When we moved to Ireland the first time, I got into the habit of planning my work schedule in a way that allowed for interruptions. When we arrived, I discovered that my American go-go-go mentality didn’t fit in a culture that values long conversations over a cuppa (hot tea). I loved those moments (hours), but they required me to make mental shift and sloooow down. I began reminding myself of a truth I already knew but busy-ness makes easy to forget: “People matter most.” At first, I had to repeat that thought every time the doorbell rang. That reminder helped me slow down and enjoy the moment and, before too long, all but eliminated the panicky feeling that used to arise at interruptions.
My word this year is intentionality, and it applies to practicing presence. The only thing I know to do when a future-focused thought pops up is to mentally acknowledge it and remind myself that this is the moment that matters and that all those to-dos will still be there when it passes. Being present requires that we intentionally surrender the moment and focus on what matters most right now.

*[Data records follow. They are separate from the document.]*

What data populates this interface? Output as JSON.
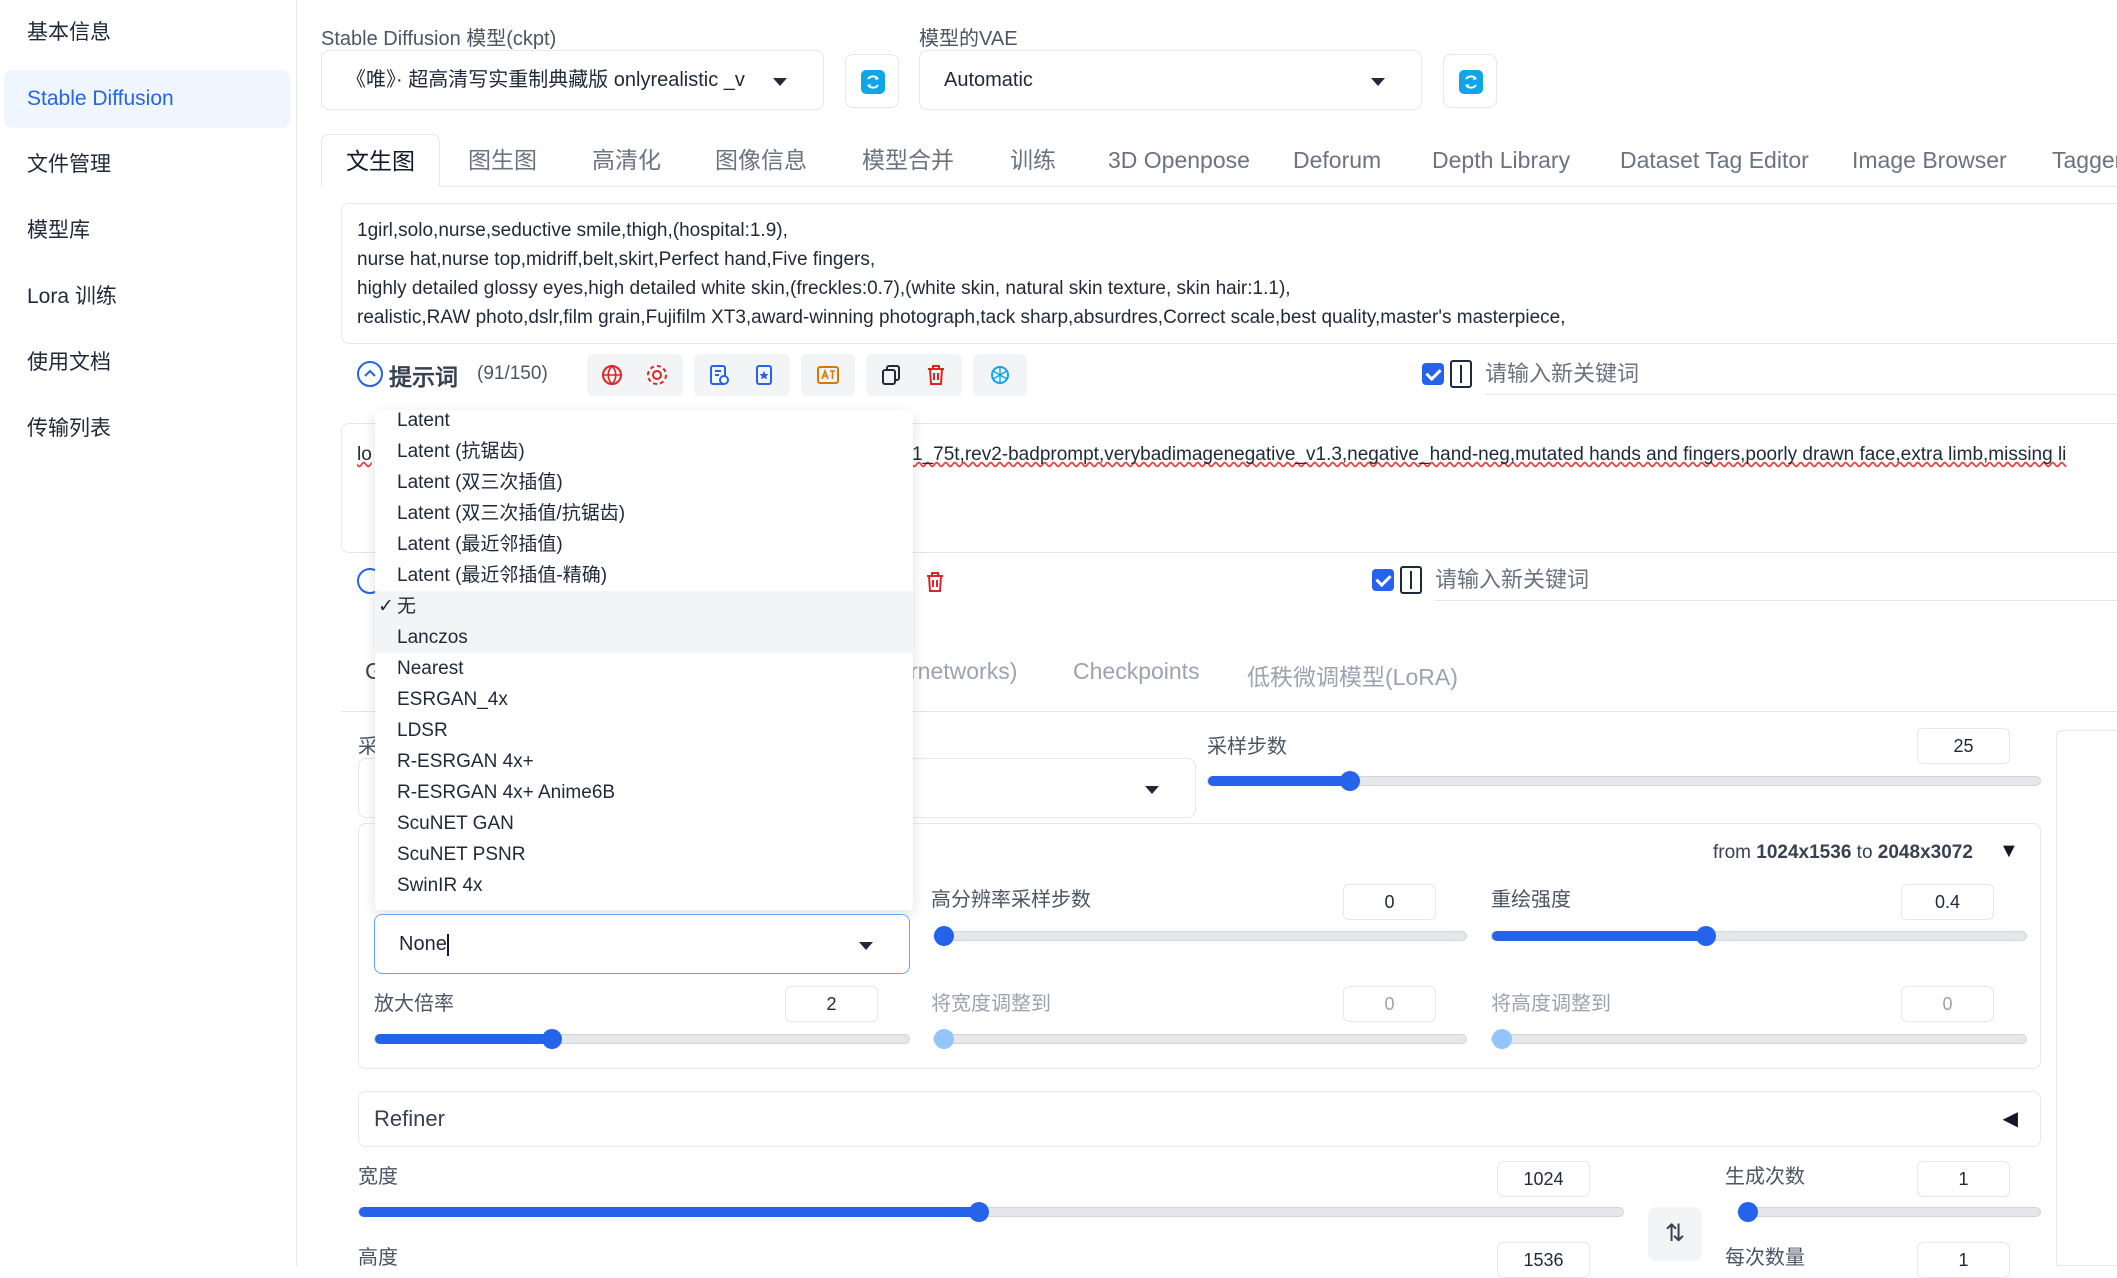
{
  "sidebar": {
    "items": [
      "基本信息",
      "Stable Diffusion",
      "文件管理",
      "模型库",
      "Lora 训练",
      "使用文档",
      "传输列表"
    ],
    "active_index": 1
  },
  "header": {
    "ckpt_label": "Stable Diffusion 模型(ckpt)",
    "ckpt_value": "《唯》· 超高清写实重制典藏版 onlyrealistic _v",
    "vae_label": "模型的VAE",
    "vae_value": "Automatic"
  },
  "tabs": [
    "文生图",
    "图生图",
    "高清化",
    "图像信息",
    "模型合并",
    "训练",
    "3D Openpose",
    "Deforum",
    "Depth Library",
    "Dataset Tag Editor",
    "Image Browser",
    "Tagger"
  ],
  "prompt": {
    "lines": [
      "1girl,solo,nurse,seductive smile,thigh,(hospital:1.9),",
      "nurse hat,nurse top,midriff,belt,skirt,Perfect hand,Five fingers,",
      "highly detailed glossy eyes,high detailed white skin,(freckles:0.7),(white skin, natural skin texture, skin hair:1.1),",
      "realistic,RAW photo,dslr,film grain,Fujifilm XT3,award-winning photograph,tack sharp,absurdres,Correct scale,best quality,master's masterpiece,"
    ],
    "title": "提示词",
    "count": "(91/150)",
    "keyword_placeholder": "请输入新关键词"
  },
  "negative": {
    "text_left": "lo",
    "text_right": "1_75t,rev2-badprompt,verybadimagenegative_v1.3,negative_hand-neg,mutated hands and fingers,poorly drawn face,extra limb,missing li",
    "keyword_placeholder": "请输入新关键词"
  },
  "subtabs": {
    "first_partial": "G",
    "hypernetworks_partial": "rnetworks)",
    "checkpoints": "Checkpoints",
    "lora": "低秩微调模型(LoRA)"
  },
  "sampler": {
    "label_partial": "采",
    "steps_label": "采样步数",
    "steps_value": "25",
    "steps_fraction": 0.17
  },
  "hires": {
    "summary_prefix": "from ",
    "summary_from": "1024x1536",
    "summary_mid": " to ",
    "summary_to": "2048x3072",
    "toggle_glyph": "▼",
    "upscaler_value": "None",
    "steps_label": "高分辨率采样步数",
    "steps_value": "0",
    "steps_fraction": 0.0,
    "denoise_label": "重绘强度",
    "denoise_value": "0.4",
    "denoise_fraction": 0.4,
    "scale_label": "放大倍率",
    "scale_value": "2",
    "scale_fraction": 0.33,
    "resize_w_label": "将宽度调整到",
    "resize_w_value": "0",
    "resize_h_label": "将高度调整到",
    "resize_h_value": "0"
  },
  "upscaler_options": {
    "items": [
      "Latent",
      "Latent (抗锯齿)",
      "Latent (双三次插值)",
      "Latent (双三次插值/抗锯齿)",
      "Latent (最近邻插值)",
      "Latent (最近邻插值-精确)",
      "无",
      "Lanczos",
      "Nearest",
      "ESRGAN_4x",
      "LDSR",
      "R-ESRGAN 4x+",
      "R-ESRGAN 4x+ Anime6B",
      "ScuNET GAN",
      "ScuNET PSNR",
      "SwinIR 4x"
    ],
    "checked_index": 6,
    "hover_index": 7,
    "check_glyph": "✓"
  },
  "refiner": {
    "label": "Refiner",
    "toggle_glyph": "◀"
  },
  "size": {
    "width_label": "宽度",
    "width_value": "1024",
    "width_fraction": 0.49,
    "height_label": "高度",
    "height_value": "1536",
    "swap_glyph": "⇅",
    "batch_count_label": "生成次数",
    "batch_count_value": "1",
    "batch_count_fraction": 0.0,
    "batch_size_label": "每次数量",
    "batch_size_value": "1"
  },
  "colors": {
    "accent": "#2563eb",
    "active_bg": "#eff6ff",
    "refresh_icon": "#0ea5e9",
    "tool_red": "#dc2626",
    "tool_blue": "#2563eb",
    "tool_orange": "#d97706"
  }
}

God’s reminds us to be present when He says, “Be still and know that I am God” (Psalm 46:10). Take a few minutes to read and reflect on the whole psalm; notice God’s strength and presence throughout.
Don’t rush it.
I feel like it’s already April. It isn’t. We’re still in February. But my mind keeps jumping ahead on the calendar. That happens to me when I know I have a deadline (or in this case, a wedding). On one hand, this mental skip keeps me on my toes and makes me double check that ever-present to-do list. On the other hand, skipping ahead on the calendar adds to those feelings of anxiousness that I’ve missed something important. And then Jesus’s words from Matthew 6:34 come to mind and put me back in the present. The NLT puts it this way (and sort of makes me chuckle): “So don’t worry about tomorrow, for tomorrow will bring its own worries. Today’s trouble is enough for today.” Isn’t that the truth!
Remind yourself of God’s faithfulness.
“… do not be anxious about anything, but in everything by prayer and supplication with thanksgiving let your requests be made known to God.” —Philippians 4:6
At the retreat this past weekend, I commented during one of the table conversations that although it can be difficult to see what God has planned going forward, it’s very easy to look back on our lives and see how He has orchestrated events and encounters and provided for us in every season of life. One of the men at our table noted that, in our humanity, we tend to have short-term memory about what God has done. It’s true! Praying for what we need or want is simple and good. But as we pray, we need to remind ourselves of what God has done and thank Him for it—not because He needs our gratitude but because acknowledging what God has already provided helps us trust that He will be faithful to provide as we move forward.
Moses repeatedly admonished the Israelites as they wandered in the desert to remember the Lord and what He had done to free them from slavery in Egypt (e.g., Exodus 13:3; Deuteronomy 5:15; 7:18; 8:18). Moses retold the story and encouraged the Israelites to keep repeating it so they would remember that the God of the universe was on their side. He knew if they didn’t retell their stories, they would forget God’s power and rely on their own strength.
And isn’t that the key thing to remember when we’re feeling anxious or hurried or stressed? We don’t live by our own strength. It is in God that we “live and move and have our being” (Acts 17:28). It is through Jesus that we find the strength to keep it together when life threatens to spin out of control. “He is before all things, and in him all things hold together” (Colossians 1: 17). Our job isn’t to control the outcome or to “do it all.” Our job is to follow His lead, find peace in His presence, and remember His faithfulness. That is enough for every moment.